We assessed our Italian eating experiences and tallied a new reckoning. Coming into Italy, the rankings on the Gap Year Culinary Scorecard were as follows: France in first place by a considerable margin, Morocco in the number two slot and Spain a distant third. Our appetites were ready when we’d arrived in Italy and as expected, the fabulous food did not disappoint. The old favorites provided familiar delight (lasagna, pizza, pasta fagioli and insalate miste), but we developed brand new appreciations for newly discovered Italian tastes. Tender, olive oiled Roman artichokes; gnocchi swimming in creamy Sorrentina sauce; pan-fried scamorza cheese; arancini (fried rice balls with a variety of flavors inside); pasta arrabiata (pasta with an “angry” spicy tomato sauce); bruschetta smothered with all kinds of toppings like olives, eggplant and anchovies, not simply tomatoes; saltimbocca alla Romana (sautéed veal that “jumps in your mouth, Roman style”), with its savory sprigs of fresh sage; all were among our favorites. Is it any wonder we never tired of Italian food? I will readily admit, however, that the buffalo mozzarella (which we’d never realized is actually made from the milk of a water buffalo) never tempted my taste buds (it was just too bland and the texture didn’t appeal) and the bread is only occasionally as good as what we consistently found in France. For special, gourmet, celebratory meals accompanied by delectable wines, France wins the trophy -- hands-down. Any country that came up with the notion of combining creamy goat cheese with a crisp salad or creating a surprising foie gras crème brûlée simply has to be awarded the haute cuisine cordon bleu. However, when it comes to delicious daily fare that one can find all over the country at almost any ristorante, trattoria or tavola calda, Italy takes the prize. We enjoyed so many meals in so many terrific, comfortable eateries up and down “the boot” and each one confirmed what we’d read about dining out in Italy. People don’t go out for a unique or different dining experience. They go out to eat for more of what they have at home on a day-to-day basis: food that is basic, delicious and familiar but without the long hours of shopping, preparing and cooking. The updated tally on the Culinary Scorecard has been rendered: Italy is at the top, France is nipping at its heels and then come Morocco and Spain.

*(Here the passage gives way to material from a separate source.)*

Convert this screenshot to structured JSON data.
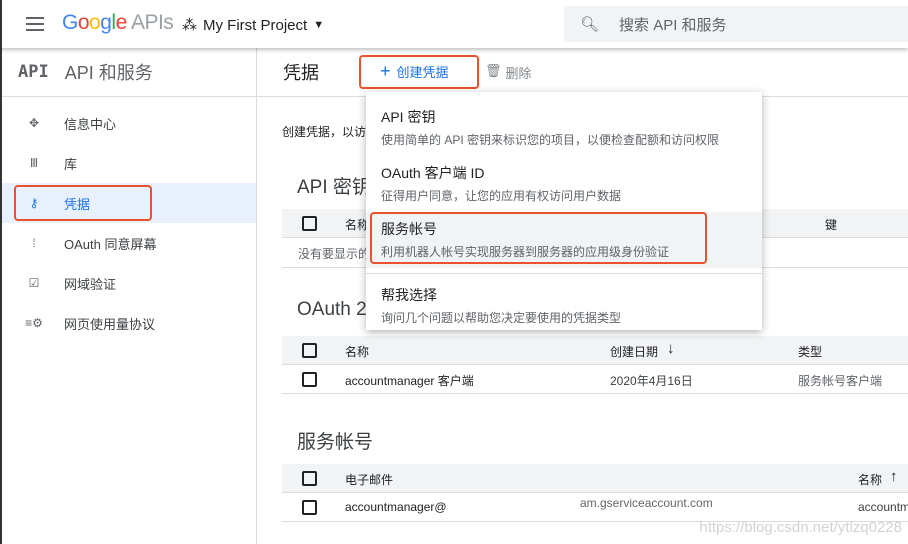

We’re finally, slowly, half-heartedly saying arrivederci to our good friend, il bel paese, since Austria, Central Europe and Holland await us. (I can only guess how the cuisine of these countries will score, but who knows, a juicy wiener schnitzel may surprise us...) Italy, you were a warmhearted winter companion and we’ll always remember your kindness. Allora, andiamo -- it’s time to move on, so softly we will leave you.
Pictures of our adventures: http://gapyeargirlgoestoeurope.shutterfly.com